One in 10 students receives special education services, which include using different approaches to learning, offering emotional support and providing medical assistance. Learning disabilities such as dyslexia and dyscalculia (difficulty learning math) represent the largest category of California students in special education – about 45 percent.
The state plans to spend an additional $650 million on special education under new law.
Full funding, teacher recruitment and early childhood programs are included in a wide-ranging disability platform.
Districts are anticipating billions more in unfunded costs to reopen schools. They want some of the money they'll need to be distributed more evenly than Gov. Gavin Newsom proposes.
Small special day class in Marin County gets a jump start on return to school.
At some schools, online parent meetings have been nearly impossible.
The additional money would pay for extra staff to help students with disabilities catch up after schools reopen.
With no routine and limited access to services, students and their families are feeling stressed and overwhelmed.
School districts had asked for temporary waivers from special education law to avoid lawsuits from parents.
During this public health crisis, schools need freedom to provide best education possible for all students, Special Education expert says.

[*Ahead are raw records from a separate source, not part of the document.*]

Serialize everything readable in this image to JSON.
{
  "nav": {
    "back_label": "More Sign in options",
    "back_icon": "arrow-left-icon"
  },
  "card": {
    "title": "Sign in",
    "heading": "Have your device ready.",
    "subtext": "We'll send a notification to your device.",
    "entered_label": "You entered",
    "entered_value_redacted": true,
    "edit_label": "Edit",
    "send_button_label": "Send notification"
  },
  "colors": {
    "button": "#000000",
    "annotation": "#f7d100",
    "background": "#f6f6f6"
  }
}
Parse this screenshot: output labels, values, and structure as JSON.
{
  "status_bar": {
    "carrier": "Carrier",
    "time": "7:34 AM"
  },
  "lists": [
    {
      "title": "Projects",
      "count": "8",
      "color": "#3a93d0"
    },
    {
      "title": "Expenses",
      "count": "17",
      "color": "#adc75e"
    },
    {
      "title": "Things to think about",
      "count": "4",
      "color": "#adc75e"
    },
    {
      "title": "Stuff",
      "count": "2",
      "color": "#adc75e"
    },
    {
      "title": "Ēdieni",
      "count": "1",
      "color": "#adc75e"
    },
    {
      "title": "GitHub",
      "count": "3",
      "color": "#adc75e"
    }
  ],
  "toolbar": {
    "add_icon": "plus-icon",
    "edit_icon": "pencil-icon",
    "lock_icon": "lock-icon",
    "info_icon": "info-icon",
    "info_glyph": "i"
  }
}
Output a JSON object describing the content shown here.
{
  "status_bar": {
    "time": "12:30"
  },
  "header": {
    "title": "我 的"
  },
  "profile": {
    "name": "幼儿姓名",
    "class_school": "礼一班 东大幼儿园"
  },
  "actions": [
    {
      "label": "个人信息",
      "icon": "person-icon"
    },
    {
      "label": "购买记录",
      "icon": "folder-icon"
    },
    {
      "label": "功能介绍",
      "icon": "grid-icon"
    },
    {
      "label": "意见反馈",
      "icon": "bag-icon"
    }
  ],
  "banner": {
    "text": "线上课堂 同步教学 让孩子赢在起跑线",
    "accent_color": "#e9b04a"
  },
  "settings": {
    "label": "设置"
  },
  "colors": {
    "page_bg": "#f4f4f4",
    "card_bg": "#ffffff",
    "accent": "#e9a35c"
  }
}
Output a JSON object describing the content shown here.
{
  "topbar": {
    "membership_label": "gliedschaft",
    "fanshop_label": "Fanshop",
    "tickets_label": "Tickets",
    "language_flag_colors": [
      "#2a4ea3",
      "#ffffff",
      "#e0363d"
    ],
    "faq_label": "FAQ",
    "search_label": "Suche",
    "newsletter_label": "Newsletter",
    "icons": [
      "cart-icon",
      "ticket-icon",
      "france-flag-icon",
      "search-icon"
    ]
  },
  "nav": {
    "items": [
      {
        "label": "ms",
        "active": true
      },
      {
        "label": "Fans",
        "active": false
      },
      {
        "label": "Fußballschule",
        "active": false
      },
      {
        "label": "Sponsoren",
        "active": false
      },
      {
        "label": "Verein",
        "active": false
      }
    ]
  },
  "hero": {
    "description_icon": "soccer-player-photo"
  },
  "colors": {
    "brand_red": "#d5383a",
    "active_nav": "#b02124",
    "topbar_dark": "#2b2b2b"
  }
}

The California Department of Education has provided guidance for districts, schools, teachers and parents of students in special education.
Teachers can share ideas and resources for serving special education students online.

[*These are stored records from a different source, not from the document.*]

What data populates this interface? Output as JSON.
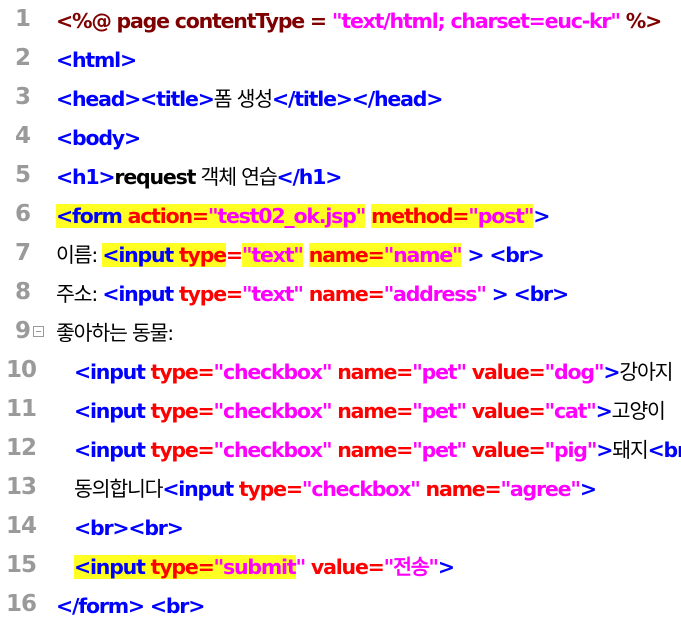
{
  "lines": [
    {
      "n": "1"
    },
    {
      "n": "2"
    },
    {
      "n": "3"
    },
    {
      "n": "4"
    },
    {
      "n": "5"
    },
    {
      "n": "6"
    },
    {
      "n": "7"
    },
    {
      "n": "8"
    },
    {
      "n": "9"
    },
    {
      "n": "10"
    },
    {
      "n": "11"
    },
    {
      "n": "12"
    },
    {
      "n": "13"
    },
    {
      "n": "14"
    },
    {
      "n": "15"
    },
    {
      "n": "16"
    }
  ],
  "code": {
    "l1": {
      "a": "<%@ page contentType = ",
      "b": "\"text/html; charset=euc-kr\"",
      "c": " %>"
    },
    "l2": {
      "a": "<html>"
    },
    "l3": {
      "a": "<head><title>",
      "b": "폼 생성",
      "c": "</title></head>"
    },
    "l4": {
      "a": "<body>"
    },
    "l5": {
      "a": "<h1>",
      "b": "request",
      "c": " 객체 연습",
      "d": "</h1>"
    },
    "l6": {
      "a": "<form",
      "b": " action=",
      "c": "\"test02_ok.jsp\"",
      "d": " ",
      "e": "method=",
      "f": "\"post\"",
      "g": ">"
    },
    "l7": {
      "a": "이름: ",
      "b": "<input",
      "c": " type",
      "d": "=",
      "e": "\"text\"",
      "f": " ",
      "g": "name=",
      "h": "\"name\"",
      "i": " > ",
      "j": "<br>"
    },
    "l8": {
      "a": "주소: ",
      "b": "<input",
      "c": " type=",
      "d": "\"text\"",
      "e": " name=",
      "f": "\"address\"",
      "g": " > ",
      "h": "<br>"
    },
    "l9": {
      "a": "좋아하는 동물:"
    },
    "l10": {
      "a": "<input",
      "b": " type=",
      "c": "\"checkbox\"",
      "d": " name=",
      "e": "\"pet\"",
      "f": " value=",
      "g": "\"dog\"",
      "h": ">",
      "i": "강아지"
    },
    "l11": {
      "a": "<input",
      "b": " type=",
      "c": "\"checkbox\"",
      "d": " name=",
      "e": "\"pet\"",
      "f": " value=",
      "g": "\"cat\"",
      "h": ">",
      "i": "고양이"
    },
    "l12": {
      "a": "<input",
      "b": " type=",
      "c": "\"checkbox\"",
      "d": " name=",
      "e": "\"pet\"",
      "f": " value=",
      "g": "\"pig\"",
      "h": ">",
      "i": "돼지",
      "j": "<br>"
    },
    "l13": {
      "a": "동의합니다",
      "b": "<input",
      "c": " type=",
      "d": "\"checkbox\"",
      "e": " name=",
      "f": "\"agree\"",
      "g": ">"
    },
    "l14": {
      "a": "<br><br>"
    },
    "l15": {
      "a": "<input",
      "b": " type",
      "c": "=",
      "d": "\"submit",
      "e": "\"",
      "f": " value=",
      "g": "\"전송\"",
      "h": ">"
    },
    "l16": {
      "a": "</form>",
      "b": " <br>"
    }
  },
  "colors": {
    "directive": "#7f0000",
    "tag": "#0000ff",
    "attribute": "#ff0000",
    "value": "#ff00ff",
    "text": "#000000",
    "highlight": "#ffff24",
    "line_number": "#9a9a9a"
  }
}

U.S. Secretary of Education Betsy DeVos may recommend special education changes to Congress.
Tips, advice, and encouragement were offered at the state's first webinar on special education during school closures.
Teachers heard students were missing school and wanted to let students know they were being missed, too.
Some have already launched online learning, while others are still in the planning phase.